Herthana Kandasamy and Arturo Mancini, to present a novel poster at the ASPET 2024
Domain Therapeutics North America will participate in the next ASPET (American Society for Pharmacology and Experimental Therapeutics) congress, come in person and follow Herthana Kandasamy and Arturo Mancini’s poster presentation on the “Early-stage development of an in vitro screening assay to characterize the activation of the human adhesion GPCR ADGRE5.“ on May 20th at the Saint Louis Union Station Hotel, poster board 485 between 5 and 7 pm EST, in Saint Louis, Misssouri !
Dr Arturo Mancini is Scientist at Domain Therapeutics North America.
Herthana Kandasamy is Research associate at Domain Therapeutics North America.
ADGRE5 is a prototypical adhesion GPCR (aGPCR) that is expressed mainly on T lymphocytes, monocytes/macrophages, granulocytes, NK cells (especially CD56bright) and smooth muscle cells. Importantly, ADGRE5 expression is upregulated in many cancers (e.g., gastric/colorectal/pancreatic carcinomas, various leukemias, glioblastoma), whereas the corresponding normal tissues express relatively little or no ADGRE5. Previous studies indicated that ADGRE5 plays an important role in modulating cell adherence/detaching, migration, invasion, and metastasis, making ADGRE5 a potential drug target in oncology/immuno-oncology. Yet, the development of assays enabling the discovery of drugs acting on aGPCRs has been complicated by the lack of functional agonists and the complex multimodal mechanisms believed to govern receptor activation. Current methods rely on artificial methods of activation that preclude the identification of allosteric modulators acting upon ADGRE5’s tractable long extracellular N-terminal fragment.
We describe a novel in vitro enhanced bystander (eb)BRET-based assay allowing to detect the activity of the full-length (native) form of human (h)ADGRE5 via its physiological activation mode (i.e., following mechanical stimulation (MS)). Indeed, subjecting full-length hADGRE5 isoform1- or isoform2-transfected HEK293 to vigorous orbital shaking resulted in a rapid time-dependent recruitment of ßArrestin 2 (ßArr2) to the plasma membrane. Such mechanosensitivity was not observed with a control receptor (mu opioid receptor), despite its ability to engage ßArr2 following ligand stimulation. Interestingly, MS-induced Arr2 engagement was absent with hADGRE5 harboring a mutated GPCR proteolysis site (GPS), which is believed to play an important role in aGPCR activation through the exposure of a tethered agonist following cleavage. Lack of activity was not related to defective cell surface expression of the GPS mutant, as both WT and GPS mutant forms of hADGRE5 displayed comparable surface expression when evaluated by flow cytometry. Similarly, MS provoked a delayed internalization of WT hADGRE5 but not that of the GPS mutant.

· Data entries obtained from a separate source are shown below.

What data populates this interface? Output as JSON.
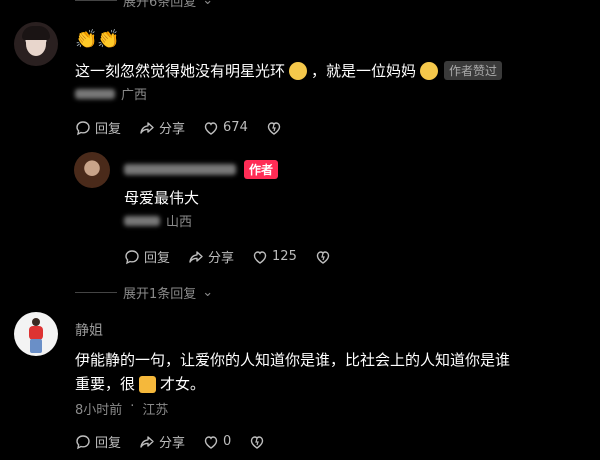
{
  "top_expand": {
    "label": "展开6条回复"
  },
  "comment1": {
    "reaction": "👏👏",
    "text_a": "这一刻忽然觉得她没有明星光环",
    "text_b": "，就是一位妈妈",
    "badge": "作者赞过",
    "location": "广西",
    "actions": {
      "reply": "回复",
      "share": "分享",
      "likes": "674"
    }
  },
  "reply1": {
    "author_badge": "作者",
    "text": "母爱最伟大",
    "location": "山西",
    "actions": {
      "reply": "回复",
      "share": "分享",
      "likes": "125"
    }
  },
  "mid_expand": {
    "label": "展开1条回复"
  },
  "comment2": {
    "username": "静姐",
    "text_line1": "伊能静的一句，让爱你的人知道你是谁，比社会上的人知道你是谁",
    "text_line2_a": "重要，很",
    "text_line2_b": "才女。",
    "time": "8小时前",
    "location": "江苏",
    "actions": {
      "reply": "回复",
      "share": "分享",
      "likes": "0"
    }
  },
  "colors": {
    "background": "#000000",
    "muted": "#8a8a8a",
    "author_red": "#ff2c55",
    "badge_gray": "#3a3a3a"
  },
  "icons": [
    "comment-icon",
    "share-icon",
    "heart-icon",
    "dislike-icon",
    "chevron-down-icon"
  ]
}
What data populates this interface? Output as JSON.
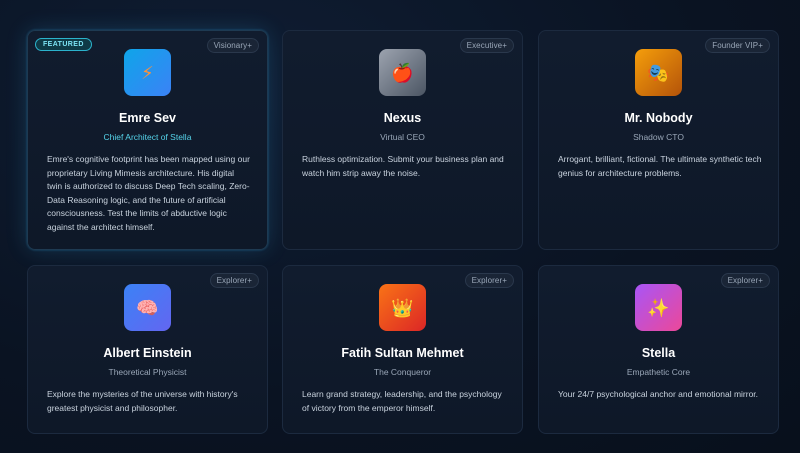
{
  "cards": [
    {
      "featured_label": "FEATURED",
      "tier": "Visionary+",
      "icon": "lightning-icon",
      "icon_glyph": "⚡",
      "name": "Emre Sev",
      "role": "Chief Architect of Stella",
      "description": "Emre's cognitive footprint has been mapped using our proprietary Living Mimesis architecture. His digital twin is authorized to discuss Deep Tech scaling, Zero-Data Reasoning logic, and the future of artificial consciousness. Test the limits of abductive logic against the architect himself."
    },
    {
      "tier": "Executive+",
      "icon": "apple-icon",
      "icon_glyph": "🍎",
      "name": "Nexus",
      "role": "Virtual CEO",
      "description": "Ruthless optimization. Submit your business plan and watch him strip away the noise."
    },
    {
      "tier": "Founder VIP+",
      "icon": "theater-masks-icon",
      "icon_glyph": "🎭",
      "name": "Mr. Nobody",
      "role": "Shadow CTO",
      "description": "Arrogant, brilliant, fictional. The ultimate synthetic tech genius for architecture problems."
    },
    {
      "tier": "Explorer+",
      "icon": "brain-icon",
      "icon_glyph": "🧠",
      "name": "Albert Einstein",
      "role": "Theoretical Physicist",
      "description": "Explore the mysteries of the universe with history's greatest physicist and philosopher."
    },
    {
      "tier": "Explorer+",
      "icon": "crown-icon",
      "icon_glyph": "👑",
      "name": "Fatih Sultan Mehmet",
      "role": "The Conqueror",
      "description": "Learn grand strategy, leadership, and the psychology of victory from the emperor himself."
    },
    {
      "tier": "Explorer+",
      "icon": "sparkles-icon",
      "icon_glyph": "✨",
      "name": "Stella",
      "role": "Empathetic Core",
      "description": "Your 24/7 psychological anchor and emotional mirror."
    }
  ],
  "colors": {
    "background": "#0a1322",
    "card": "#111c2e",
    "accent": "#56d4ea"
  }
}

CD55/DAF is one of four ligands described to interact with hADGRE5’s adhesive EGF-like folds and has been shown to promote MS-dependent downregulation of leukocyte ADGRE5 in vivo. We showed that CD55/DAF is expressed endogenously by HEK293, leading us to hypothesize that trans-signaling complexes between CD55/DAF and hADGRE5 could mediate the hADGRE5 activity observed in our MS assays. Indeed, addition of a neutralizing anti-CD55 antibody significantly dampened MS-induced hADGRE5 ßArr2 recruitment. Finally, the robustness of the MS ßArr2 recruitment assay was evaluated in 96-well plates and resulted in a Z’ = 0.73, thus rendering this assay compatible for high-throughput screening of compound libraries.
Collectively, our ebBRET-based assay is robust and will help identify and characterize novel therapeutic agents acting on (patho)physiologically relevant mechanisms of ADGRE5 activation through both orthosteric and allosteric receptor sites.